Like all marketers I had assumptions and beliefs about what works and what doesn’t.  So, I wanted to test my theory.  I asked 20 start-up entrepreneurs to take a short survey.  I wanted to know where do they look for information, who influences them and what influences them.

6. What type of advertising do you notice

This is an interesting question in and of itself.  I didn’t ask what influences them, but rather what do they notice.

Interestingly enough in this group it was ads on buses.  In fact, 71% noticed these ads.  Online pop-up ads were second getting the attention of 43% of my sample group.  Tied for last place were ads in local newspapers and/or in newsletters.  In fact, only 14% noticed these ads.

5. Do Ads Influence Entrepreneurs?

Now, this is the question that is really important to all marketers!

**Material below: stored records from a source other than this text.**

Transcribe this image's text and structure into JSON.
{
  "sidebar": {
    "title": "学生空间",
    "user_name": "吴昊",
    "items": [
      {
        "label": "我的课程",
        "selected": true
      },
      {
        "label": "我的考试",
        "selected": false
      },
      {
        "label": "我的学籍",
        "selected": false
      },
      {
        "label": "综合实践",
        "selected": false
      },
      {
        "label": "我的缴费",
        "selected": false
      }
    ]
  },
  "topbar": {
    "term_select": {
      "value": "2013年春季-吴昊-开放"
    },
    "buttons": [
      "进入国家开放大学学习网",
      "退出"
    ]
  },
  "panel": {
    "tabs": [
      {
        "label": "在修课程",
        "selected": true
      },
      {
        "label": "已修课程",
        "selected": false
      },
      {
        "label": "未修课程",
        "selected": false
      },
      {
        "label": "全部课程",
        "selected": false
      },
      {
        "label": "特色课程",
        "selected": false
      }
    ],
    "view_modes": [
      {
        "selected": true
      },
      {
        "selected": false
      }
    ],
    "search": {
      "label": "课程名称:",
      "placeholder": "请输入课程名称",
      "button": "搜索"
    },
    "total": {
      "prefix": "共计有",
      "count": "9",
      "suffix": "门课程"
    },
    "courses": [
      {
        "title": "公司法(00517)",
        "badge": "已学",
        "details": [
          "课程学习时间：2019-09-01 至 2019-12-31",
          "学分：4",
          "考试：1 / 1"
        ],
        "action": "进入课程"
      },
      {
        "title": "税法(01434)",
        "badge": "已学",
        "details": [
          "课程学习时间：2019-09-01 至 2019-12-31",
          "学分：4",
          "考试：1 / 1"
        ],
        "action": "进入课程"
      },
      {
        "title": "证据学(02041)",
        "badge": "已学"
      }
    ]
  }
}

Are my ads influencing you?  Will I woo you to my brand versus my competitor with my clever and witty ads?  Sadly the answer is a resounding no from my sample.  Nearly 72% indicated that ads do not influence them.

4. How about trust?  Do Entrepreneurs trust our ads?

Again, I was pretty certain about what I would get for answers to this question.  In the words of Erik Qualman, only 14% of consumers trust tv ads.  My survey was more focused and 58% acknowledged that they don’t trust advertisements in general.

3. How do you feel about promotional materials (hats, t-shirts, pens, etc.)

I have my own personal feeling about promotional items and it is quite strong. For me, unless it is something amazing, I likely don’t take it.  If I have to take it and I am travelling I leave it for housekeeping.  As a marketer, I always hope that people are not like me in this regard, but they are.  In fact, 57% felt that promotional items were a waste of money.  And, most importantly marketers, not one person indicated that promotional items had any influence on them when it came to wanting to work with one brand versus another.

2. So, where do Entrepreneurs go looking for information?

Well, according to my survey nearly 72% visit blogs.  Surprisingly for me though, is that 57% also go to government sources.  Perhaps this should not be too surprising as many start-ups are seeking funding grants and programs for such things as payroll, and yup, you guessed it: marketing funds!

 1. So, what is the best way to reach Start-up Entrepreneurs and better yet, influence them?

Are you ready for it?  As a marketer if you are surprised by this, we really, really need to chat.  The #1 thing that influences the start-up entrepreneur are referrals by peers.  In this instance, entrepreneurs are not that different from the rest of us.  Check out this great survey result from marketingcharts.com.  Their results indicate that 84% of respondents trust peer results.  My survey netted 100% results.

Second to referrals were…and a drum roll and again if you are surprised, we need to talk……blogs.  Nearly 72% said that they are influenced by blogs from peers and/or experts.

Social media discussion groups were third at 43%.

So, if you want to reach and influence start-up entrepreneurs, dump the traditional marketing approach of push, push, push the message and adopt a solid content marketing strategy.  Be sure to make Influencer Relations a part of that overall strategy!